Such screening is offered by Scadding Court Cross-Cultural Health Services, which concentrates on Toronto’s Chinese community. Here, new Canadians find a health-care clinic with family doctors from St. Michael’s hospital who speak Mandarin and Cantonese, a registered nurse, chiropractors, nutrition assistants and ophthalmologists from Mount Sinai Hospital.
Scadding Court has also provided Canadian work experience on a volunteer basis for foreign-trained health-care professionals, such Xiohong Song. A doctor in China, Song, 42, is not yet accredited to practise medicine in Canada.

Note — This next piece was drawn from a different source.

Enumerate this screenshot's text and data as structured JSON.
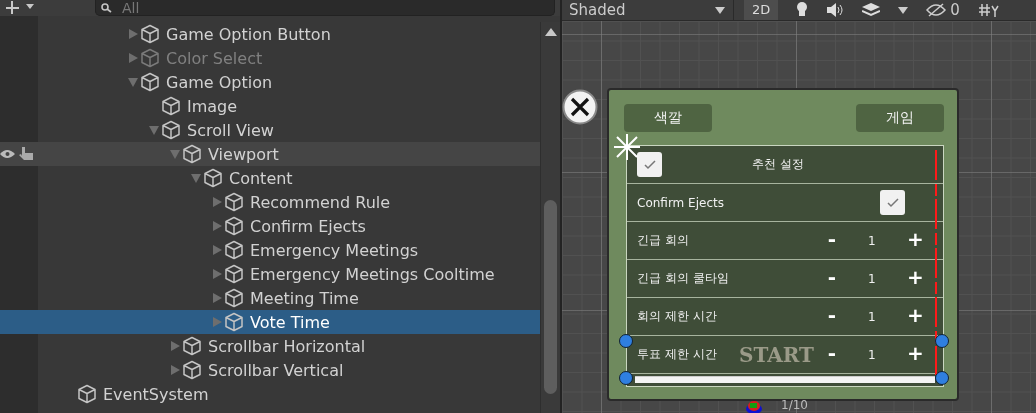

She was part of a recent cervical cancer research project at Scadding Court. When that project ended, she found part-time work with Joy Luck Women’s Health, a breast cancer screening program for Chinese seniors – a joint project between South Riverdale Community Health Centre and Mount Sinai Hospital. Her job is to enter the survey results on a database and apply statistical analysis.
Song and her husband came to Canada in 1997 with their 9-year-old son. She took a “survival job” as counter help in a restaurant, and later in a factory. But when she began volunteering and using her medical knowledge, even in a limited way, Song became hopeful again.
“I’m glad that I am able to help people bridge the gaps.”